I am mildly fascinated by the recent revenue sharing (for lack of a better term) announcement from YouTube. Now that the site is strong and part of the Google family, content owners will get a bit of the advertising dollars that will inevitably flow into the site’s coffers. It will also require a lot more of the diligence that copyright owners desire — demand — from the Internet.
This might appease some of the major players who are reluctant to “share” their videos with the YouTube nation. Once their eyes grow glassy with visions of millions of passive dollars flowing into their company coffers, surely they’ll open the vaults o’content, eager to offer more, more, more to make more, more, more.
Oh right. Entertainment industry. They may not have the vision necessary to wait for passive dollars. In order to achieve their goals, they’re going to have to release a lot of content to the online service, some with inline advertising, some depending on old-fashioned ads, without a guaranteed return. Unless Google makes some dumb deals that promise a certain level of advertising dollars; I say dumb, because while they did it with MySpace, I don’t think setting guarantees is a good precedent. It is inevitable that the system will not meet someone’s expectations.
Plus, cutting deals with major studios misses the point of what makes YouTube great. It isn’t the few minutes of Taxi that matter — it’s the treasure trove of long-lost content (copyright holder sometimes unclear), rare gems (not worth the cost of remastering), and original cool stuff (Lonelygirl15, among many, many others). YouTube has already spawned a new sort of celebrity, one that is oddly and appealingly fleeting.

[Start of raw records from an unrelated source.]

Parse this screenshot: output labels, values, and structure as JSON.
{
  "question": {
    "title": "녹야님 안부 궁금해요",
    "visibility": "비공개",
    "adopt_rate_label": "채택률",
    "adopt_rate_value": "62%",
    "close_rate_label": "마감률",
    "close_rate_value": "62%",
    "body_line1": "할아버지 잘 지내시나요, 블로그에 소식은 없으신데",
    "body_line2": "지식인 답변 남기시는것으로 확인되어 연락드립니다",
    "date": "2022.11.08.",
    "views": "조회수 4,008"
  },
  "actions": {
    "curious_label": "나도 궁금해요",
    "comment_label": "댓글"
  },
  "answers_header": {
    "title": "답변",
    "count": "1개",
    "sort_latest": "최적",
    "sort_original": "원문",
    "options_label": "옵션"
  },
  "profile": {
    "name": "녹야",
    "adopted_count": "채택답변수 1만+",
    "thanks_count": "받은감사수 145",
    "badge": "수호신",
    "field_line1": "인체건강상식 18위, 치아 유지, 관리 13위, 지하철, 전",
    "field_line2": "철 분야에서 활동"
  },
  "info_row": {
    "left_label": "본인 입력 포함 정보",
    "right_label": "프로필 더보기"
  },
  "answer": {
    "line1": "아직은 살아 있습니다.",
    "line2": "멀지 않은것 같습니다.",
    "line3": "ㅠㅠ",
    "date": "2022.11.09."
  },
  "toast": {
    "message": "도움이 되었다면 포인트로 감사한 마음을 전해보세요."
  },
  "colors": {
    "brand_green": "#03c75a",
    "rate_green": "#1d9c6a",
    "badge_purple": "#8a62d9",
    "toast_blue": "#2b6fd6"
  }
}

If the revenue model works, it will also spawn a new type of programming. Think of what will happen if a little money makes its way into the production budget. Okay, better not to think of that. Better cheesy lighting, anyone?
I like that YouTube is paying content owners. It’s pretty clear that most of the people playing in the site’s sandbox aren’t doing it to get rich — they’re doing it because they derive satisfaction from what’s happening…if they happen to become rich and famous from their efforts? Well, it’s not like they’re gonna say no.